(What you have to do):
Each line of the material is to be written out exactly.

Exercise inputs Block Start

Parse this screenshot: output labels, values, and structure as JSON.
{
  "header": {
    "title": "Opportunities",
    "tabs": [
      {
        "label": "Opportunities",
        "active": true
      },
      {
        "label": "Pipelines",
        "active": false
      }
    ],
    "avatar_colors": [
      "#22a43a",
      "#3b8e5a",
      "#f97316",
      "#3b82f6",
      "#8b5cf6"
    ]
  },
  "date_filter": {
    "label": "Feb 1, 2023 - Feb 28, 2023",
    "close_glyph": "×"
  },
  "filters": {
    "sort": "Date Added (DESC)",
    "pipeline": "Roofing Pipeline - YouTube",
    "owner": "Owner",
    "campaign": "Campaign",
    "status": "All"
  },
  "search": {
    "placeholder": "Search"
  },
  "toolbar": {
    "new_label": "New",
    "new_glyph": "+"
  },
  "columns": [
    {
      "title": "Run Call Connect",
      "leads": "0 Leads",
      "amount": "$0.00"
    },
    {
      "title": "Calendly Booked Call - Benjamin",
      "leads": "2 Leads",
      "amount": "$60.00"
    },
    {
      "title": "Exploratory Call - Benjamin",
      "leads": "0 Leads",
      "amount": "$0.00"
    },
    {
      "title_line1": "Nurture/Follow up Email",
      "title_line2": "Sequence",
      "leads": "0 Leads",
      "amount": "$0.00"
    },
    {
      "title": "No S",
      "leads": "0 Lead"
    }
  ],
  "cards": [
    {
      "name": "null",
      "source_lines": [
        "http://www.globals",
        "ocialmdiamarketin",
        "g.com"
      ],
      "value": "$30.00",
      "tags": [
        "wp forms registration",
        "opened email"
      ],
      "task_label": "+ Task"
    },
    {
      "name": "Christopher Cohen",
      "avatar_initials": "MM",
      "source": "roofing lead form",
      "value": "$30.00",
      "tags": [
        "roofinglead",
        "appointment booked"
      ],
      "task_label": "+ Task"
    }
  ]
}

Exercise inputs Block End

(Your response):
Parse this screenshot: output labels, values, and structure as JSON.
{
  "header": {
    "title": "Opportunities",
    "tabs": [
      {
        "label": "Opportunities",
        "active": true
      },
      {
        "label": "Pipelines",
        "active": false
      }
    ],
    "avatar_colors": [
      "#22a43a",
      "#3b8e5a",
      "#f97316",
      "#3b82f6",
      "#8b5cf6"
    ]
  },
  "date_filter": {
    "label": "Feb 1, 2023 - Feb 28, 2023",
    "close_glyph": "×"
  },
  "filters": {
    "sort": "Date Added (DESC)",
    "pipeline": "Roofing Pipeline - YouTube",
    "owner": "Owner",
    "campaign": "Campaign",
    "status": "All"
  },
  "search": {
    "placeholder": "Search"
  },
  "toolbar": {
    "new_label": "New",
    "new_glyph": "+"
  },
  "columns": [
    {
      "title": "Run Call Connect",
      "leads": "0 Leads",
      "amount": "$0.00"
    },
    {
      "title": "Calendly Booked Call - Benjamin",
      "leads": "2 Leads",
      "amount": "$60.00"
    },
    {
      "title": "Exploratory Call - Benjamin",
      "leads": "0 Leads",
      "amount": "$0.00"
    },
    {
      "title_line1": "Nurture/Follow up Email",
      "title_line2": "Sequence",
      "leads": "0 Leads",
      "amount": "$0.00"
    },
    {
      "title": "No S",
      "leads": "0 Lead"
    }
  ],
  "cards": [
    {
      "name": "null",
      "source_lines": [
        "http://www.globals",
        "ocialmdiamarketin",
        "g.com"
      ],
      "value": "$30.00",
      "tags": [
        "wp forms registration",
        "opened email"
      ],
      "task_label": "+ Task"
    },
    {
      "name": "Christopher Cohen",
      "avatar_initials": "MM",
      "source": "roofing lead form",
      "value": "$30.00",
      "tags": [
        "roofinglead",
        "appointment booked"
      ],
      "task_label": "+ Task"
    }
  ]
}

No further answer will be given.